▶ _WHAT YOU WILL DO_: Count how many lines in the data hold the word "Heute", and give that number alone.

▶ _THE RECORDS_:
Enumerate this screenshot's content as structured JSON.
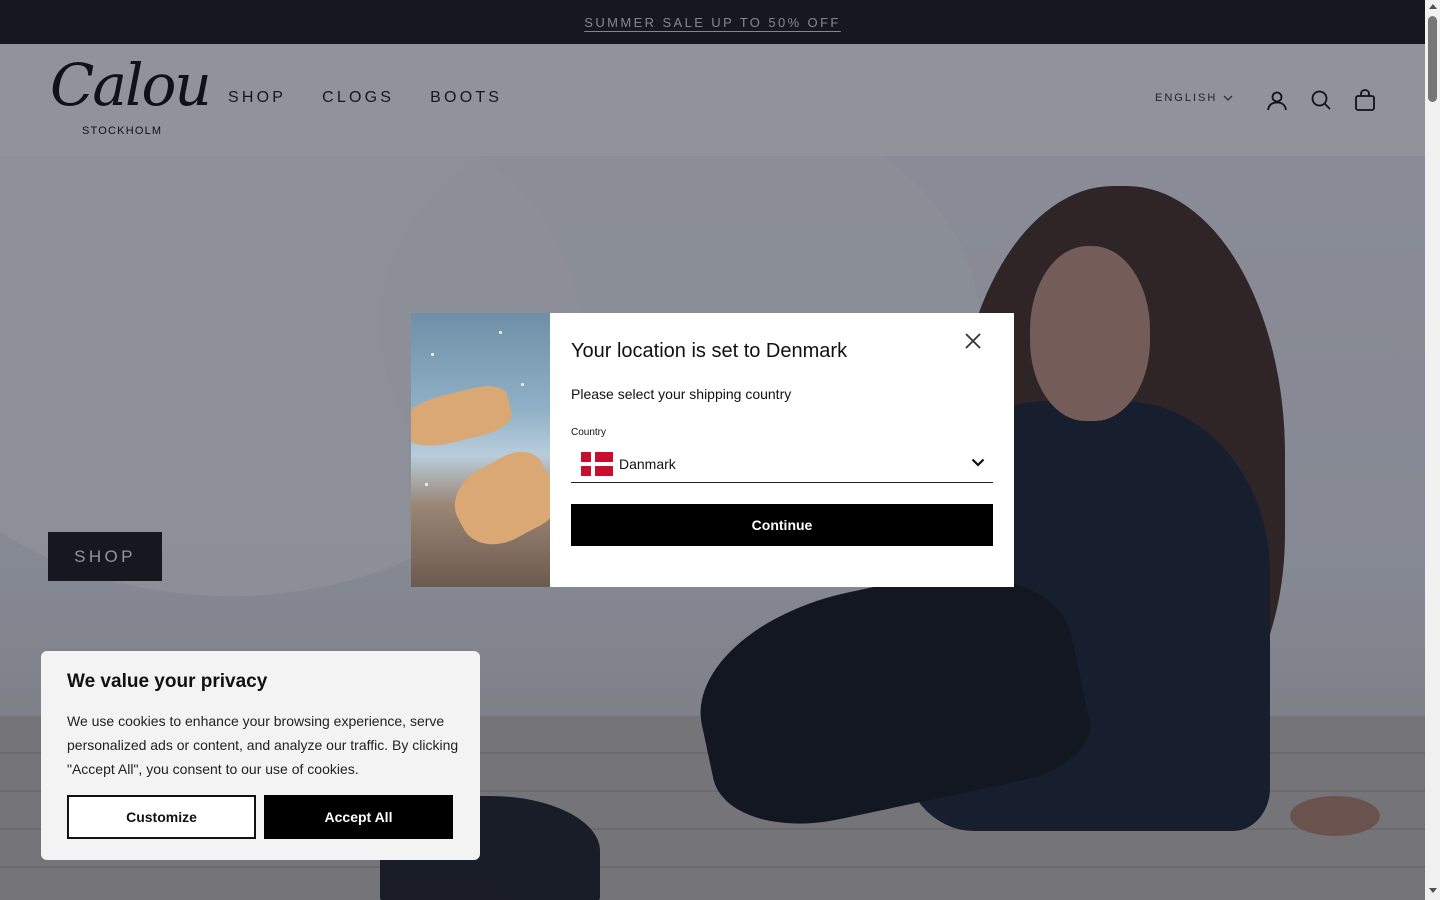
{
  "announcement": {
    "text": "SUMMER SALE UP TO 50% OFF"
  },
  "header": {
    "logo_script": "Calou",
    "logo_sub": "STOCKHOLM",
    "nav": [
      {
        "label": "SHOP"
      },
      {
        "label": "CLOGS"
      },
      {
        "label": "BOOTS"
      }
    ],
    "language": "ENGLISH",
    "icons": [
      "account-icon",
      "search-icon",
      "cart-icon"
    ]
  },
  "hero": {
    "button_label": "SHOP"
  },
  "location_modal": {
    "title": "Your location is set to Denmark",
    "subtitle": "Please select your shipping country",
    "country_label": "Country",
    "country_value": "Danmark",
    "continue_label": "Continue"
  },
  "cookie_banner": {
    "title": "We value your privacy",
    "text": "We use cookies to enhance your browsing experience, serve personalized ads or content, and analyze our traffic. By clicking \"Accept All\", you consent to our use of cookies.",
    "customize_label": "Customize",
    "accept_label": "Accept All"
  },
  "colors": {
    "announcement_bg": "#1c1c1c",
    "overlay": "#101424",
    "primary_button": "#000000",
    "flag_red": "#c8102e"
  }
}
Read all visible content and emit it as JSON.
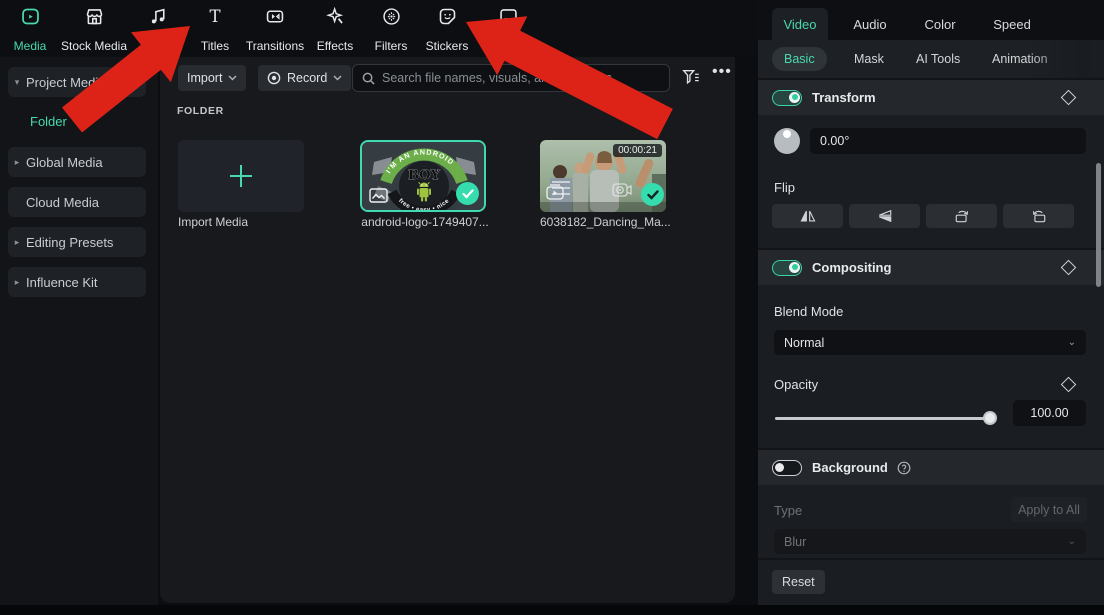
{
  "accent_color": "#49d9ae",
  "arrow_color": "#dd2317",
  "top_tabs": [
    {
      "label": "Media",
      "icon": "media-icon",
      "active": true
    },
    {
      "label": "Stock Media",
      "icon": "stock-media-icon"
    },
    {
      "label": "Audio",
      "icon": "audio-icon"
    },
    {
      "label": "Titles",
      "icon": "titles-icon"
    },
    {
      "label": "Transitions",
      "icon": "transitions-icon"
    },
    {
      "label": "Effects",
      "icon": "effects-icon"
    },
    {
      "label": "Filters",
      "icon": "filters-icon"
    },
    {
      "label": "Stickers",
      "icon": "stickers-icon"
    },
    {
      "label": "Templates",
      "icon": "templates-icon"
    }
  ],
  "sidebar": {
    "items": [
      {
        "label": "Project Media",
        "caret": "▾"
      },
      {
        "label": "Folder",
        "selected": true
      },
      {
        "label": "Global Media",
        "caret": "▸"
      },
      {
        "label": "Cloud Media",
        "caret": ""
      },
      {
        "label": "Editing Presets",
        "caret": "▸"
      },
      {
        "label": "Influence Kit",
        "caret": "▸"
      }
    ]
  },
  "toolbar": {
    "import_label": "Import",
    "record_label": "Record",
    "search_placeholder": "Search file names, visuals, and dialogues"
  },
  "content": {
    "section_label": "FOLDER",
    "import_tile_label": "Import Media",
    "items": [
      {
        "name": "android-logo-1749407...",
        "type": "image",
        "selected": true,
        "logo_text_top": "I'M AN ANDROID",
        "logo_text_center": "BOY",
        "logo_text_bottom": "free • easy • nice"
      },
      {
        "name": "6038182_Dancing_Ma...",
        "type": "video",
        "duration": "00:00:21"
      }
    ]
  },
  "inspector": {
    "tabs": {
      "video": "Video",
      "audio": "Audio",
      "color": "Color",
      "speed": "Speed"
    },
    "active_tab": "Video",
    "subtabs": {
      "basic": "Basic",
      "mask": "Mask",
      "ai_tools": "AI Tools",
      "animation": "Animation"
    },
    "active_subtab": "Basic",
    "transform": {
      "label": "Transform",
      "enabled": true,
      "rotate_value": "0.00°",
      "flip_label": "Flip"
    },
    "compositing": {
      "label": "Compositing",
      "enabled": true,
      "blend_mode_label": "Blend Mode",
      "blend_mode_value": "Normal",
      "opacity_label": "Opacity",
      "opacity_value": "100.00",
      "opacity_percent": 100
    },
    "background": {
      "label": "Background",
      "enabled": false,
      "type_label": "Type",
      "apply_all_label": "Apply to All",
      "type_value": "Blur"
    },
    "reset_label": "Reset"
  }
}
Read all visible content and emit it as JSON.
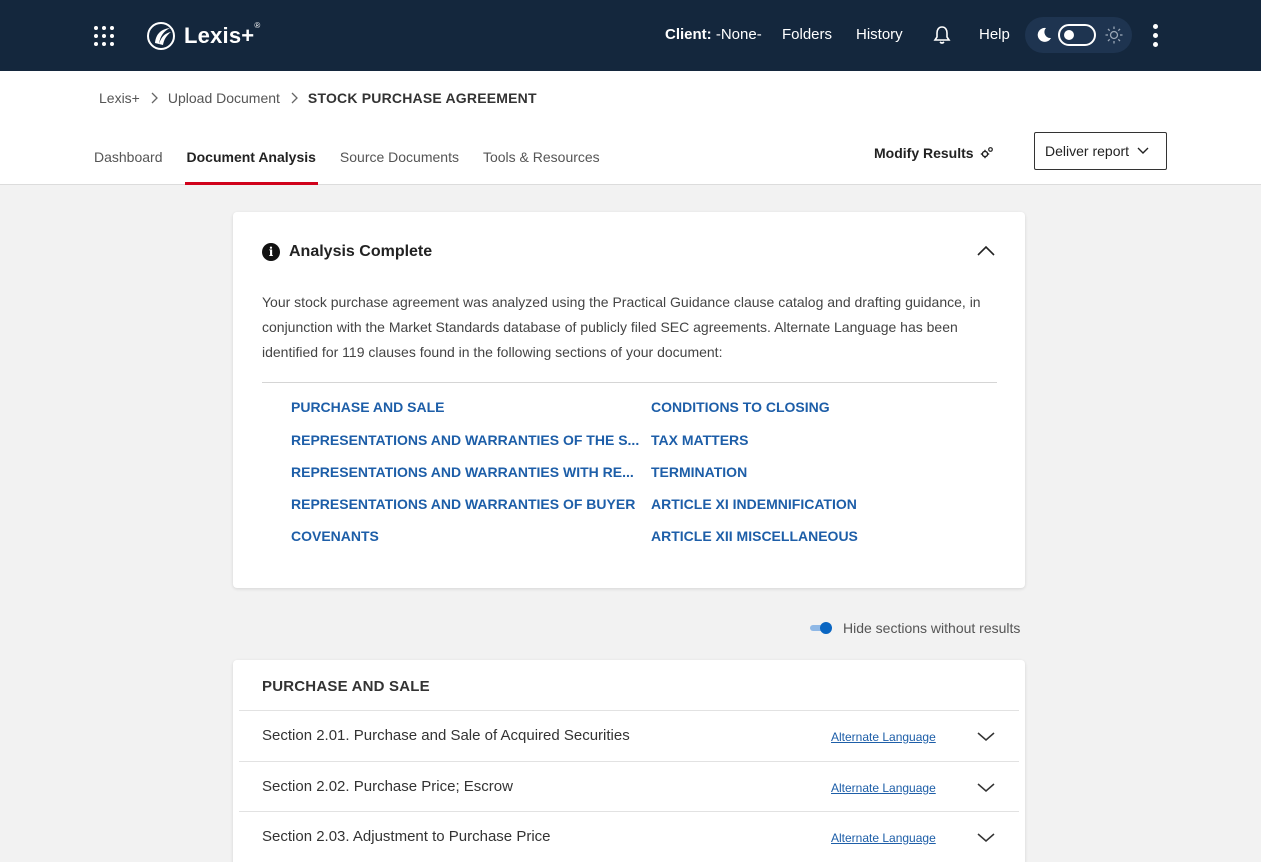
{
  "topbar": {
    "brand": "Lexis+",
    "brand_mark": "®",
    "client_label": "Client:",
    "client_value": "-None-",
    "folders": "Folders",
    "history": "History",
    "help": "Help",
    "bg_color": "#14273d"
  },
  "breadcrumb": [
    "Lexis+",
    "Upload Document",
    "STOCK PURCHASE AGREEMENT"
  ],
  "tabs": [
    {
      "label": "Dashboard",
      "active": false
    },
    {
      "label": "Document Analysis",
      "active": true
    },
    {
      "label": "Source Documents",
      "active": false
    },
    {
      "label": "Tools & Resources",
      "active": false
    }
  ],
  "actions": {
    "modify_results": "Modify Results",
    "deliver_report": "Deliver report"
  },
  "analysis": {
    "title": "Analysis Complete",
    "summary": "Your stock purchase agreement was analyzed using the Practical Guidance clause catalog and drafting guidance, in conjunction with the Market Standards database of publicly filed SEC agreements. Alternate Language has been identified for 119 clauses found in the following sections of your document:",
    "sections_left": [
      "PURCHASE AND SALE",
      "REPRESENTATIONS AND WARRANTIES OF THE S...",
      "REPRESENTATIONS AND WARRANTIES WITH RE...",
      "REPRESENTATIONS AND WARRANTIES OF BUYER",
      "COVENANTS"
    ],
    "sections_right": [
      "CONDITIONS TO CLOSING",
      "TAX MATTERS",
      "TERMINATION",
      "ARTICLE XI INDEMNIFICATION",
      "ARTICLE XII MISCELLANEOUS"
    ]
  },
  "filter": {
    "hide_label": "Hide sections without results",
    "hide_enabled": true
  },
  "results": {
    "heading": "PURCHASE AND SALE",
    "rows": [
      {
        "title": "Section 2.01. Purchase and Sale of Acquired Securities",
        "link": "Alternate Language"
      },
      {
        "title": "Section 2.02. Purchase Price; Escrow",
        "link": "Alternate Language"
      },
      {
        "title": "Section 2.03. Adjustment to Purchase Price",
        "link": "Alternate Language"
      }
    ]
  },
  "colors": {
    "accent_red": "#d0021b",
    "link_blue": "#1d5ea8",
    "toggle_blue": "#0a66c2"
  },
  "icons": [
    "apps-grid-icon",
    "lexis-logo-icon",
    "bell-icon",
    "moon-icon",
    "sun-icon",
    "kebab-menu-icon",
    "chevron-right-icon",
    "gear-icon",
    "chevron-down-icon",
    "chevron-up-icon",
    "info-icon"
  ]
}
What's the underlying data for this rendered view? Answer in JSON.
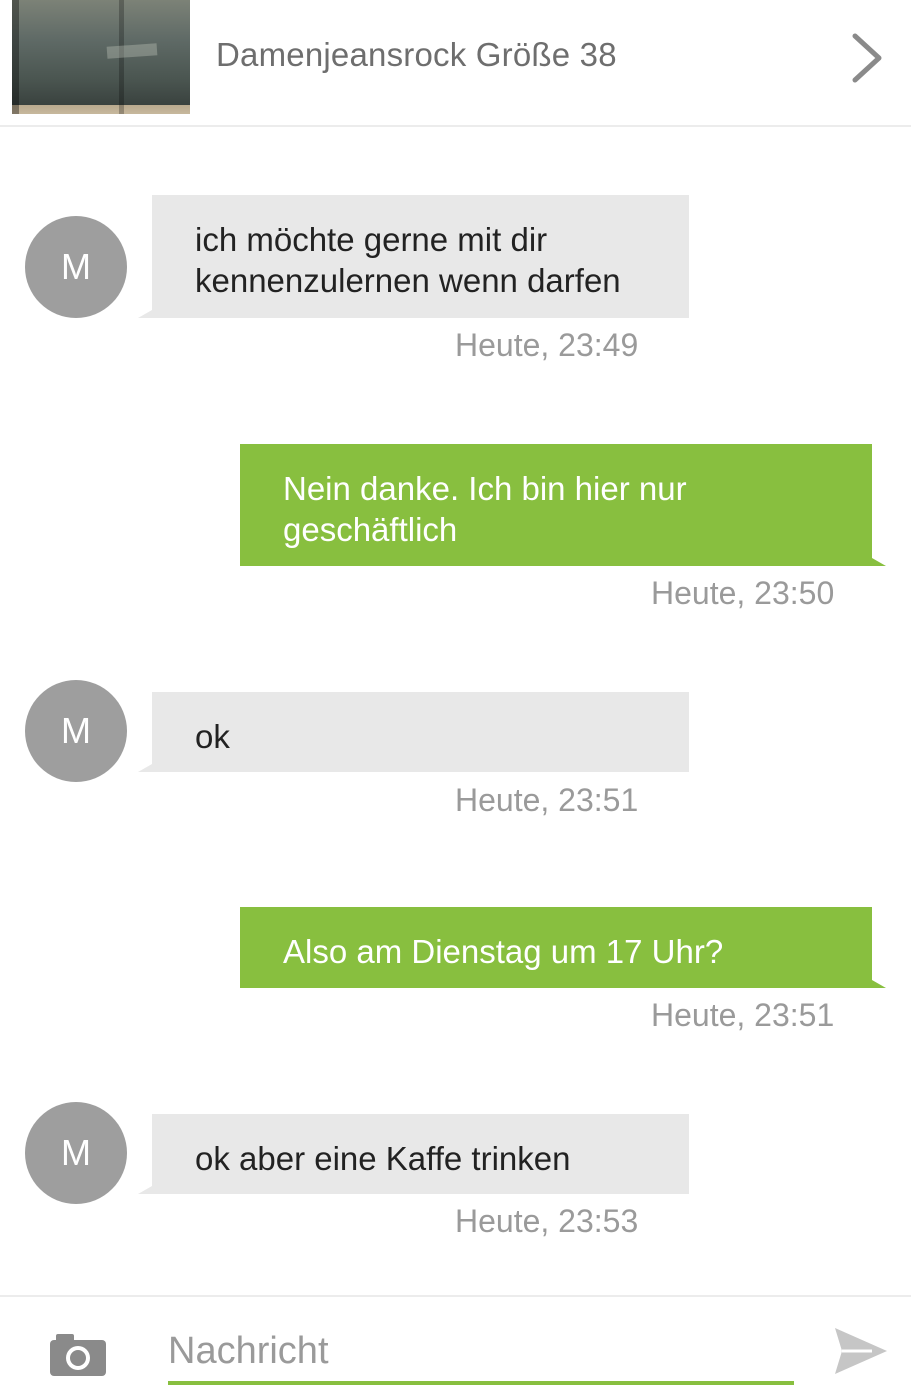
{
  "header": {
    "item_title": "Damenjeansrock Größe 38",
    "thumbnail_icon": "product-thumbnail",
    "chevron_icon": "chevron-right-icon"
  },
  "messages": [
    {
      "direction": "incoming",
      "avatar": "M",
      "lines": [
        "ich möchte gerne mit dir",
        "kennenzulernen wenn darfen"
      ],
      "time": "Heute, 23:49"
    },
    {
      "direction": "outgoing",
      "lines": [
        "Nein danke. Ich bin hier nur",
        "geschäftlich"
      ],
      "time": "Heute, 23:50"
    },
    {
      "direction": "incoming",
      "avatar": "M",
      "lines": [
        "ok"
      ],
      "time": "Heute, 23:51"
    },
    {
      "direction": "outgoing",
      "lines": [
        "Also am Dienstag um 17 Uhr?"
      ],
      "time": "Heute, 23:51"
    },
    {
      "direction": "incoming",
      "avatar": "M",
      "lines": [
        "ok aber eine Kaffe trinken"
      ],
      "time": "Heute, 23:53"
    }
  ],
  "composer": {
    "placeholder": "Nachricht",
    "camera_icon": "camera-icon",
    "send_icon": "send-icon"
  },
  "colors": {
    "outgoing_bubble": "#88bf3f",
    "incoming_bubble": "#e8e8e8",
    "avatar": "#9e9e9e",
    "timestamp": "#9a9a9a"
  }
}
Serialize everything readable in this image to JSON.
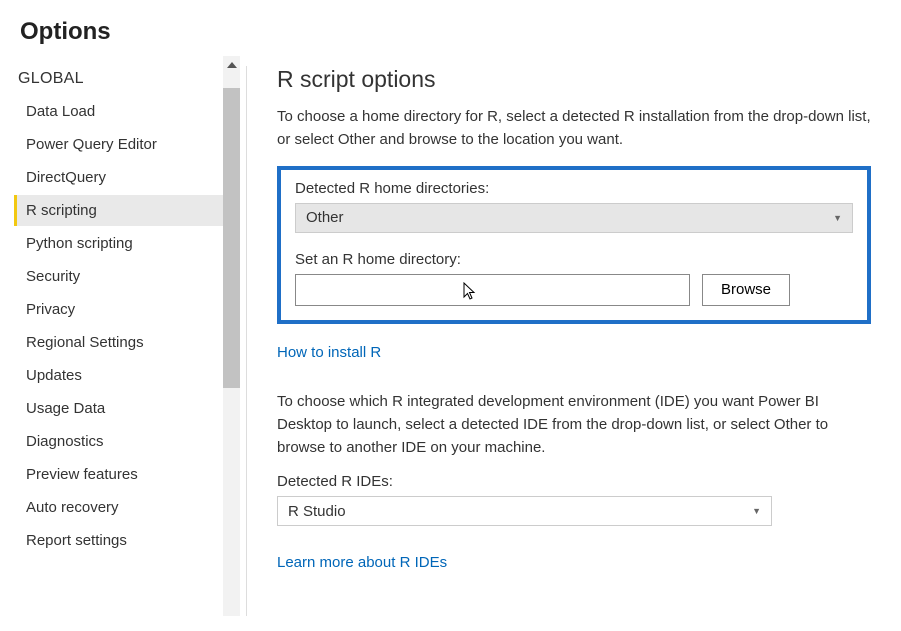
{
  "page_title": "Options",
  "sidebar": {
    "section_label": "GLOBAL",
    "items": [
      {
        "label": "Data Load"
      },
      {
        "label": "Power Query Editor"
      },
      {
        "label": "DirectQuery"
      },
      {
        "label": "R scripting"
      },
      {
        "label": "Python scripting"
      },
      {
        "label": "Security"
      },
      {
        "label": "Privacy"
      },
      {
        "label": "Regional Settings"
      },
      {
        "label": "Updates"
      },
      {
        "label": "Usage Data"
      },
      {
        "label": "Diagnostics"
      },
      {
        "label": "Preview features"
      },
      {
        "label": "Auto recovery"
      },
      {
        "label": "Report settings"
      }
    ],
    "active_index": 3
  },
  "main": {
    "title": "R script options",
    "home_desc": "To choose a home directory for R, select a detected R installation from the drop-down list, or select Other and browse to the location you want.",
    "detected_label": "Detected R home directories:",
    "detected_value": "Other",
    "set_home_label": "Set an R home directory:",
    "home_input_value": "",
    "browse_label": "Browse",
    "how_to_link": "How to install R",
    "ide_desc": "To choose which R integrated development environment (IDE) you want Power BI Desktop to launch, select a detected IDE from the drop-down list, or select Other to browse to another IDE on your machine.",
    "ide_label": "Detected R IDEs:",
    "ide_value": "R Studio",
    "ide_link": "Learn more about R IDEs"
  }
}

▶ _THE ANSWER_: 5